If you’re interested in carving, look for shorter boards. Slalom racers, and those who just like taking quick, sharp turns, benefit from the shorter wheelbase these boards provide.
If you want to do tricks, you’re going to want to look for a freestyle or hybrid longboard. These tend to have a decent amount of flex in them, have at least one kick tail at the end of the board, and are concave so you can plant your feet firmly. These features make longboarding tricks, such as a slide, easier. That doesn’t mean you’re going to be doing a kickflip on this board. If you want to do tricks like that, you’re looking for a skateboard.
If you like, or think you would like, flying down a hill at high speeds, you want a downhill longboard. These are also sometimes called “speedboards,” since the whole point of these boards is to be able to go fast. This one isn’t for the new guy: You’ve got to be pretty confident in your riding before trying to fly down hills. If you’re shopping for your first board, try a different style first and come back to this once you’ve figured things out. If you’re already comfortable on a longboard and are considering downhill, make sure you are choosing a board that is stiff (not flexy like the cambered boards I addressed in my last post). A stiff board will provide stability at high speeds and some peace of mind for you emerging adrenaline junkies. Downhill boards usually incorporate a concave shape and measure in between 38 and 43 inches. They usually cost a little more than other styles of longboard due to the extra care given to building and shaping them to stay strong and stable as hit higher speeds. You don’t want to have to bail because of a busted wheel halfway down a hill while you’re flying at 50 miles an hour. I shouldn’t have to tell you why that would suck. In addition to needing a good deck, you need to make sure to pick out wheels and trucks that are able to withstand the abuse you’ll be throwing at them.

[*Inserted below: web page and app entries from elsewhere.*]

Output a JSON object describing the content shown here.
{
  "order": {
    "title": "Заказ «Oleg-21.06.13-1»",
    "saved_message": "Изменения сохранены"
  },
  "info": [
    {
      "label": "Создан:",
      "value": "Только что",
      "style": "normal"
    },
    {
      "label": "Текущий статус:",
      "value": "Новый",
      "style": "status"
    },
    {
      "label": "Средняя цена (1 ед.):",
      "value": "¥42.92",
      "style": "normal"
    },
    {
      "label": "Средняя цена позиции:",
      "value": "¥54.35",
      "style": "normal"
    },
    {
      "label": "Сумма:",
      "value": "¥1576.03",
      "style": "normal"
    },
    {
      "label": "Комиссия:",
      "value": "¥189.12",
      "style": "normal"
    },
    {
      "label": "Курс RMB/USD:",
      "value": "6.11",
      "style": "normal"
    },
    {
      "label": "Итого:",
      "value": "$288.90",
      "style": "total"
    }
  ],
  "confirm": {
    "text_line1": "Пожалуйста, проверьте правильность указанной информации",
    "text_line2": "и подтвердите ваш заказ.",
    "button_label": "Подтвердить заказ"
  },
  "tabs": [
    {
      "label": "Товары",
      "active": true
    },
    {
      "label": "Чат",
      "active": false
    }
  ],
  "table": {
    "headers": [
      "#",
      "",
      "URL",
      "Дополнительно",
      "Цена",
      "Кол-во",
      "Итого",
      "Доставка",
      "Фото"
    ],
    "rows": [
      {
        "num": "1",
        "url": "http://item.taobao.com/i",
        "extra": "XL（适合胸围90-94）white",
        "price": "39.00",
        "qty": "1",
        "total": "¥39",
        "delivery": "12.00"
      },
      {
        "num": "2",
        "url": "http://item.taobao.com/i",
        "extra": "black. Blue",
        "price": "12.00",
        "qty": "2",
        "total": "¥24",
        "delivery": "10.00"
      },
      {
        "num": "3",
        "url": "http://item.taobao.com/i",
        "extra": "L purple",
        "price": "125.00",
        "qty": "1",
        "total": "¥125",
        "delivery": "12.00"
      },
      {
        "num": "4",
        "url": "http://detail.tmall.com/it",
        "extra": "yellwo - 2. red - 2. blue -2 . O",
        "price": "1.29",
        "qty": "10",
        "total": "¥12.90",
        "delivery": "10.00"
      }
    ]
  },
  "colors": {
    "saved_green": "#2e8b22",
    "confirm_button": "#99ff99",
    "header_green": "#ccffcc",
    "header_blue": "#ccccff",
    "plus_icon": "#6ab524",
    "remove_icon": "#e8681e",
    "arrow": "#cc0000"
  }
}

These boards will be relatively light weight and often have a bit of flex to them.
Want more? Other people have gathered some pretty good information on this topic, too, so check out the following for further reading: